- [PROBLEM STATEMENT] Your copy should hold every record verbatim and none of the pictures.

- [Data about app and page elements]

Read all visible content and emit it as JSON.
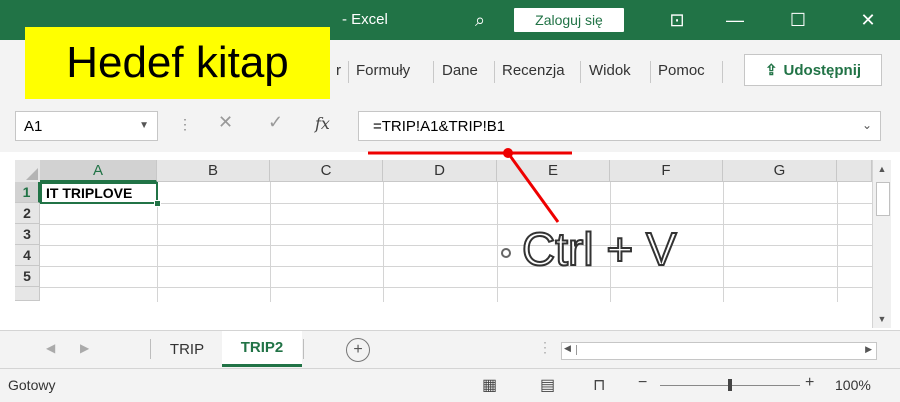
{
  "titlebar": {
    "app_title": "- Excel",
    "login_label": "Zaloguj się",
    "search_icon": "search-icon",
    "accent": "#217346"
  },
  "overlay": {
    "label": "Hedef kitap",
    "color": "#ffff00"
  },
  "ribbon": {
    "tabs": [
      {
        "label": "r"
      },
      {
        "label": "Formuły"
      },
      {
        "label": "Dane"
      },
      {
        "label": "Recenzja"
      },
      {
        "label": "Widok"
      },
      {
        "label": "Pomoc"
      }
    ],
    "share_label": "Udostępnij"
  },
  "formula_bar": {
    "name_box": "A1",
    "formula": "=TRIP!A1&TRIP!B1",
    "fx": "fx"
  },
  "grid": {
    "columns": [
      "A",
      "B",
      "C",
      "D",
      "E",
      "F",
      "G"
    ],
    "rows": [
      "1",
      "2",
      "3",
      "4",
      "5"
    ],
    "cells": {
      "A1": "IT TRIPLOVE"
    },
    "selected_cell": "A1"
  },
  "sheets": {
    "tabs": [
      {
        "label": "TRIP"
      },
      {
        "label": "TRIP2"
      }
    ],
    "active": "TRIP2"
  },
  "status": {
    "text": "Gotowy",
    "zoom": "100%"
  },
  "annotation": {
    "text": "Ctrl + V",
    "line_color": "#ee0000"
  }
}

- [EXPECTED OUTPUT]
Read all visible content and emit it as JSON.
{
  "titlebar": {
    "app_title": "- Excel",
    "login_label": "Zaloguj się",
    "search_icon": "search-icon",
    "accent": "#217346"
  },
  "overlay": {
    "label": "Hedef kitap",
    "color": "#ffff00"
  },
  "ribbon": {
    "tabs": [
      {
        "label": "r"
      },
      {
        "label": "Formuły"
      },
      {
        "label": "Dane"
      },
      {
        "label": "Recenzja"
      },
      {
        "label": "Widok"
      },
      {
        "label": "Pomoc"
      }
    ],
    "share_label": "Udostępnij"
  },
  "formula_bar": {
    "name_box": "A1",
    "formula": "=TRIP!A1&TRIP!B1",
    "fx": "fx"
  },
  "grid": {
    "columns": [
      "A",
      "B",
      "C",
      "D",
      "E",
      "F",
      "G"
    ],
    "rows": [
      "1",
      "2",
      "3",
      "4",
      "5"
    ],
    "cells": {
      "A1": "IT TRIPLOVE"
    },
    "selected_cell": "A1"
  },
  "sheets": {
    "tabs": [
      {
        "label": "TRIP"
      },
      {
        "label": "TRIP2"
      }
    ],
    "active": "TRIP2"
  },
  "status": {
    "text": "Gotowy",
    "zoom": "100%"
  },
  "annotation": {
    "text": "Ctrl + V",
    "line_color": "#ee0000"
  }
}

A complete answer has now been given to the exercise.